START Extracted data
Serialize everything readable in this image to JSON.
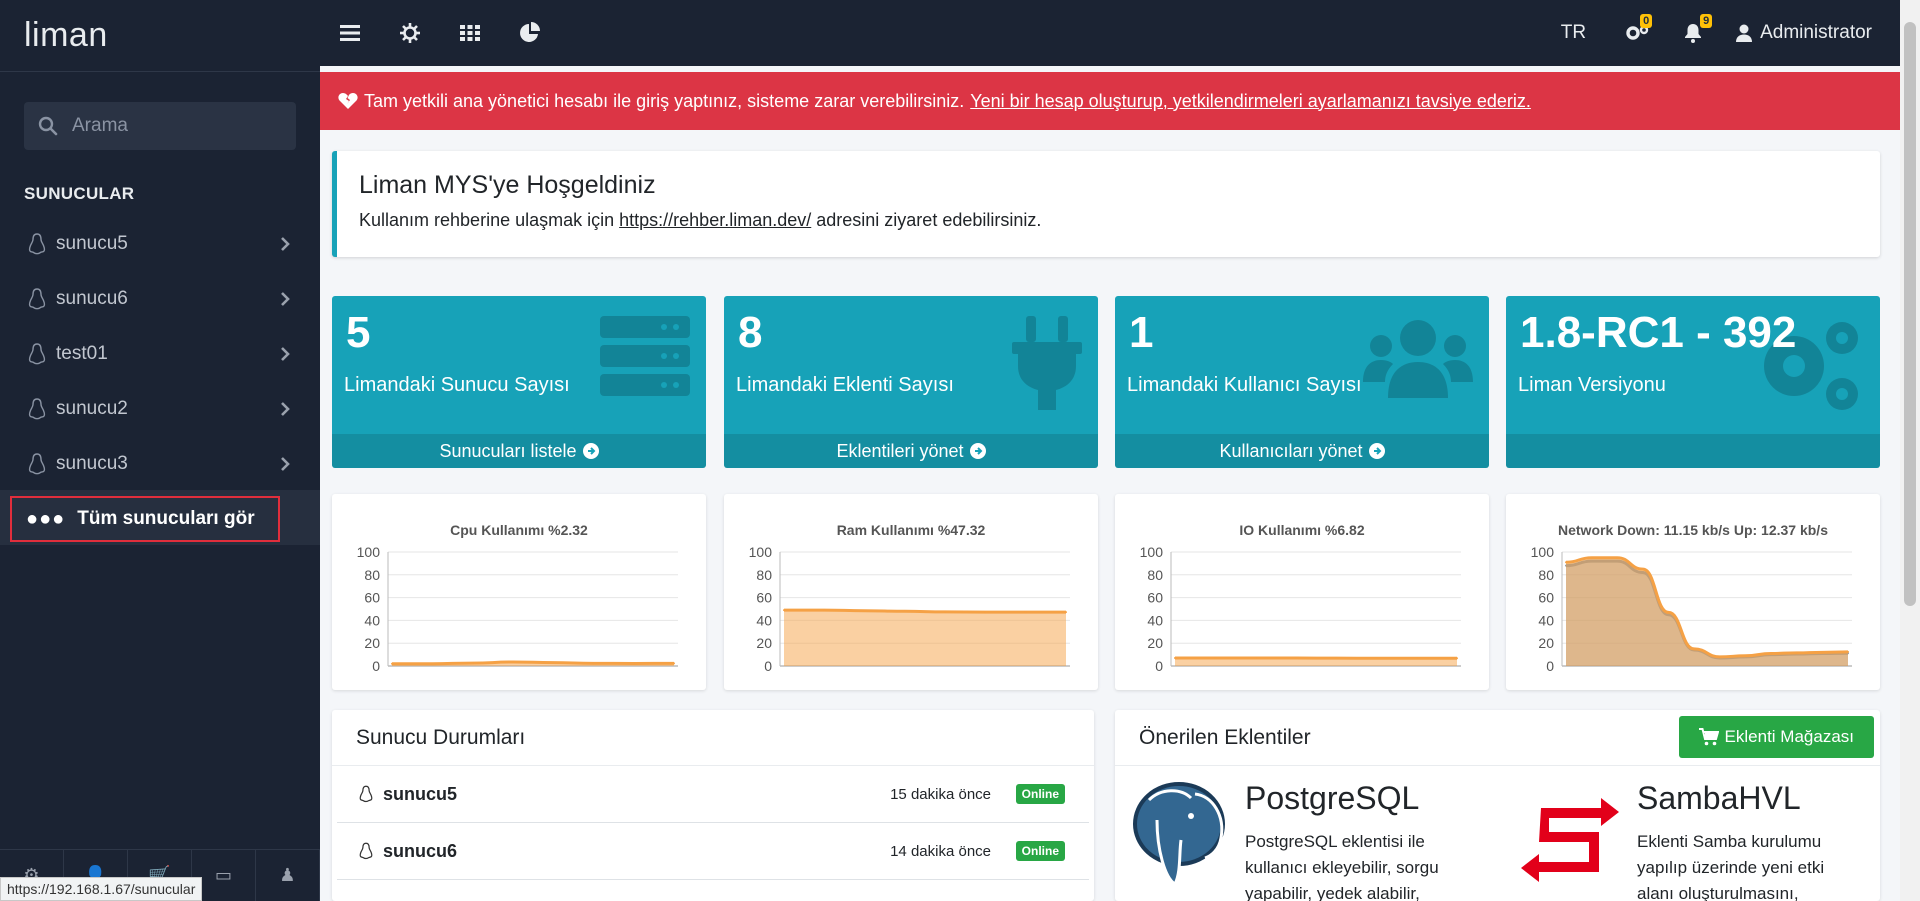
{
  "sidebar": {
    "brand": "liman",
    "search_placeholder": "Arama",
    "section_title": "SUNUCULAR",
    "servers": [
      {
        "label": "sunucu5"
      },
      {
        "label": "sunucu6"
      },
      {
        "label": "test01"
      },
      {
        "label": "sunucu2"
      },
      {
        "label": "sunucu3"
      }
    ],
    "all_servers_label": "Tüm sunucuları gör",
    "footer_icons": [
      "gears-icon",
      "user-icon",
      "cart-icon",
      "wallet-icon",
      "user-secret-icon"
    ]
  },
  "status_url": "https://192.168.1.67/sunucular",
  "topbar": {
    "language": "TR",
    "settings_badge": "0",
    "notifications_badge": "9",
    "user_name": "Administrator"
  },
  "alert": {
    "text": "Tam yetkili ana yönetici hesabı ile giriş yaptınız, sisteme zarar verebilirsiniz.",
    "link_text": "Yeni bir hesap oluşturup, yetkilendirmeleri ayarlamanızı tavsiye ederiz."
  },
  "welcome": {
    "title": "Liman MYS'ye Hoşgeldiniz",
    "text_before": "Kullanım rehberine ulaşmak için",
    "link": "https://rehber.liman.dev/",
    "text_after": "adresini ziyaret edebilirsiniz."
  },
  "stats": [
    {
      "value": "5",
      "label": "Limandaki Sunucu Sayısı",
      "footer": "Sunucuları listele",
      "icon": "server-icon"
    },
    {
      "value": "8",
      "label": "Limandaki Eklenti Sayısı",
      "footer": "Eklentileri yönet",
      "icon": "plug-icon"
    },
    {
      "value": "1",
      "label": "Limandaki Kullanıcı Sayısı",
      "footer": "Kullanıcıları yönet",
      "icon": "users-icon"
    },
    {
      "value": "1.8-RC1 - 392",
      "label": "Liman Versiyonu",
      "footer": "",
      "icon": "cogs-icon"
    }
  ],
  "chart_data": [
    {
      "type": "area",
      "title": "Cpu Kullanımı %2.32",
      "ylim": [
        0,
        100
      ],
      "y_ticks": [
        "100",
        "80",
        "60",
        "40",
        "20",
        "0"
      ],
      "values": [
        2,
        2,
        2.5,
        3.5,
        3,
        2.3,
        2.2,
        2.3
      ],
      "color": "#f5a145"
    },
    {
      "type": "area",
      "title": "Ram Kullanımı %47.32",
      "ylim": [
        0,
        100
      ],
      "y_ticks": [
        "100",
        "80",
        "60",
        "40",
        "20",
        "0"
      ],
      "values": [
        49,
        49,
        48.5,
        48,
        47.5,
        47.3,
        47.3,
        47.3
      ],
      "color": "#f5a145"
    },
    {
      "type": "area",
      "title": "IO Kullanımı %6.82",
      "ylim": [
        0,
        100
      ],
      "y_ticks": [
        "100",
        "80",
        "60",
        "40",
        "20",
        "0"
      ],
      "values": [
        7,
        7,
        7,
        7,
        6.9,
        6.8,
        6.8,
        6.8
      ],
      "color": "#f5a145"
    },
    {
      "type": "area",
      "title": "Network Down: 11.15 kb/s Up: 12.37 kb/s",
      "ylim": [
        0,
        100
      ],
      "y_ticks": [
        "100",
        "80",
        "60",
        "40",
        "20",
        "0"
      ],
      "series": [
        {
          "name": "Down",
          "values": [
            88,
            92,
            92,
            82,
            45,
            14,
            7,
            8,
            10,
            10.5,
            11,
            11.15
          ],
          "color": "#8e9aa6"
        },
        {
          "name": "Up",
          "values": [
            91,
            95,
            95,
            85,
            47,
            15,
            8,
            9,
            11,
            11.5,
            12,
            12.37
          ],
          "color": "#f5a145"
        }
      ]
    }
  ],
  "server_status": {
    "title": "Sunucu Durumları",
    "rows": [
      {
        "name": "sunucu5",
        "time": "15 dakika önce",
        "status": "Online"
      },
      {
        "name": "sunucu6",
        "time": "14 dakika önce",
        "status": "Online"
      }
    ]
  },
  "recommended": {
    "title": "Önerilen Eklentiler",
    "store_button": "Eklenti Mağazası",
    "extensions": [
      {
        "name": "PostgreSQL",
        "desc_lines": [
          "PostgreSQL eklentisi ile",
          "kullanıcı ekleyebilir, sorgu",
          "yapabilir, yedek alabilir,"
        ]
      },
      {
        "name": "SambaHVL",
        "desc_lines": [
          "Eklenti Samba kurulumu",
          "yapılıp üzerinde yeni etki",
          "alanı oluşturulmasını,"
        ]
      }
    ]
  }
}
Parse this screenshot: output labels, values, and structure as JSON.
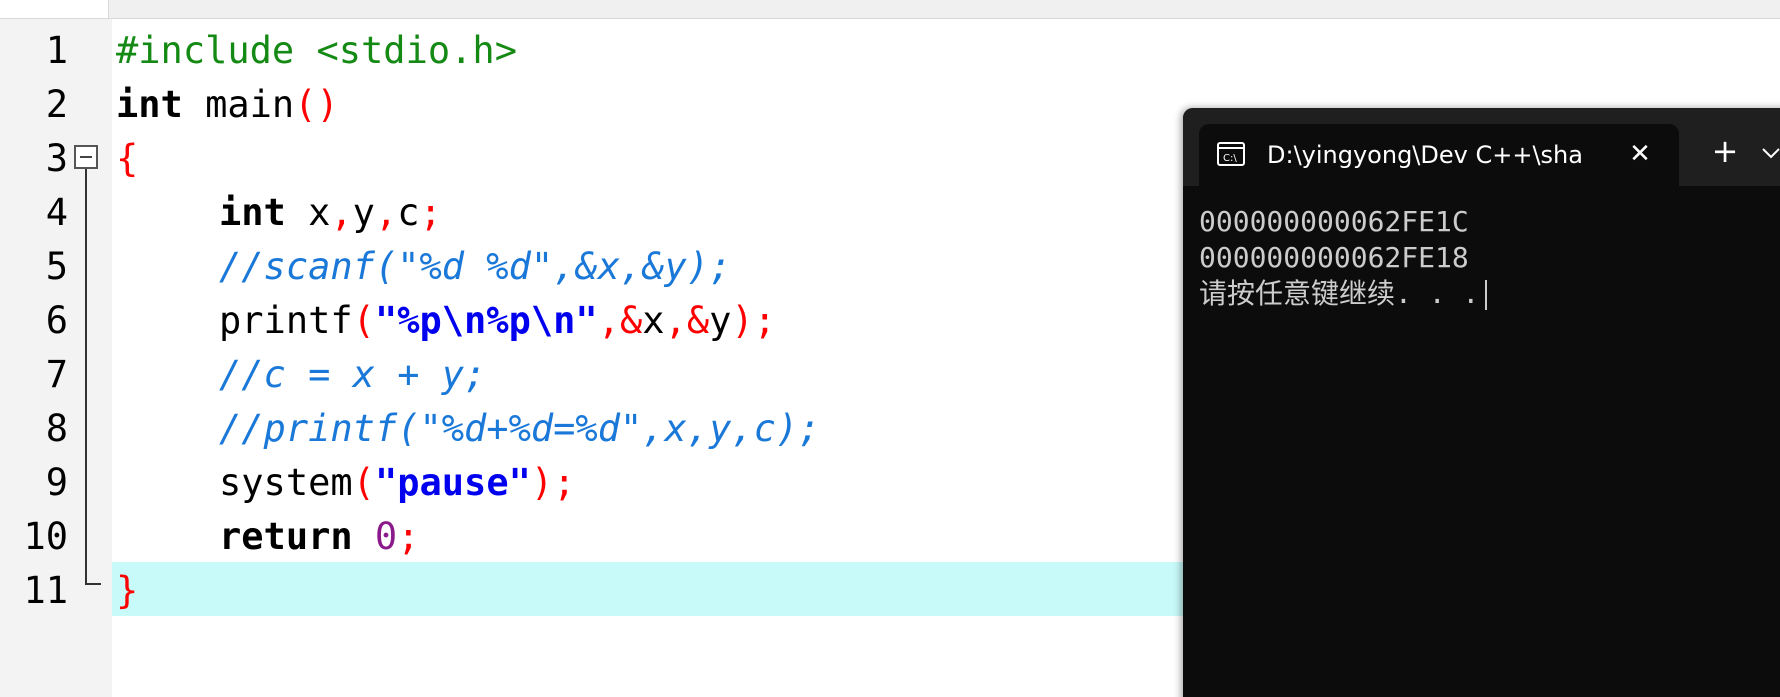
{
  "editor": {
    "line_numbers": [
      "1",
      "2",
      "3",
      "4",
      "5",
      "6",
      "7",
      "8",
      "9",
      "10",
      "11"
    ],
    "code": {
      "l1_pre": "#include <stdio.h>",
      "l2_kw": "int",
      "l2_id": " main",
      "l2_sym": "()",
      "l3_sym": "{",
      "l4_kw": "int",
      "l4_a": " x",
      "l4_b": ",",
      "l4_c": "y",
      "l4_d": ",",
      "l4_e": "c",
      "l4_f": ";",
      "l5_cmt": "//scanf(\"%d %d\",&x,&y);",
      "l6_id": "printf",
      "l6_a": "(",
      "l6_str": "\"%p\\n%p\\n\"",
      "l6_b": ",&",
      "l6_c": "x",
      "l6_d": ",&",
      "l6_e": "y",
      "l6_f": ");",
      "l7_cmt": "//c = x + y;",
      "l8_cmt": "//printf(\"%d+%d=%d\",x,y,c);",
      "l9_id": "system",
      "l9_a": "(",
      "l9_str": "\"pause\"",
      "l9_b": ");",
      "l10_kw": "return",
      "l10_num": " 0",
      "l10_sym": ";",
      "l11_sym": "}"
    },
    "colors": {
      "preprocessor": "#148a14",
      "symbol": "#ff0000",
      "string": "#0000ee",
      "comment": "#1a78d8",
      "number": "#8b1a8b",
      "current_line": "#c8fafa"
    }
  },
  "terminal": {
    "icon": "console-icon",
    "tab_title": "D:\\yingyong\\Dev C++\\sha",
    "close_icon": "close-icon",
    "close_glyph": "✕",
    "new_tab_glyph": "+",
    "dropdown_icon": "chevron-down-icon",
    "output": [
      "000000000062FE1C",
      "000000000062FE18",
      "请按任意键继续. . ."
    ]
  }
}
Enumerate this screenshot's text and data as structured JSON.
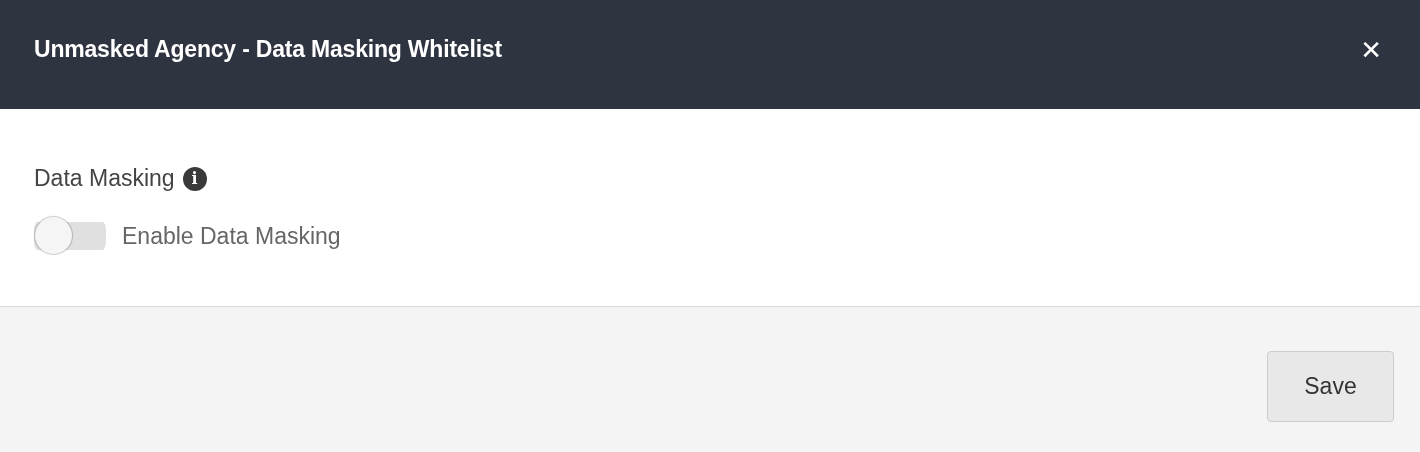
{
  "dialog": {
    "title": "Unmasked Agency - Data Masking Whitelist",
    "close": "✕"
  },
  "section": {
    "label": "Data Masking",
    "info": "i"
  },
  "toggle": {
    "label": "Enable Data Masking",
    "on": false
  },
  "buttons": [
    "Save"
  ]
}
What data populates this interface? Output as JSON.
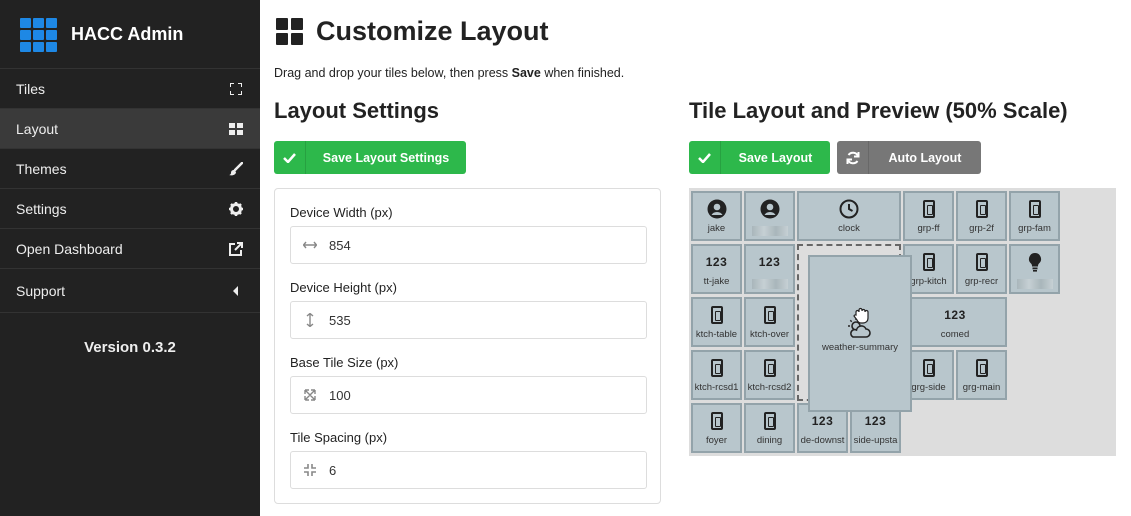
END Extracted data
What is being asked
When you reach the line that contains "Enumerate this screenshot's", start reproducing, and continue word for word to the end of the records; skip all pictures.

Response
Enumerate this screenshot's text and data as structured JSON.
{
  "dialog": {
    "title": "Unmasked Agency - Data Masking Whitelist",
    "close": "✕"
  },
  "section": {
    "label": "Data Masking",
    "info": "i"
  },
  "toggle": {
    "label": "Enable Data Masking",
    "on": false
  },
  "buttons": [
    "Save"
  ]
}
What data populates this interface? Output as JSON.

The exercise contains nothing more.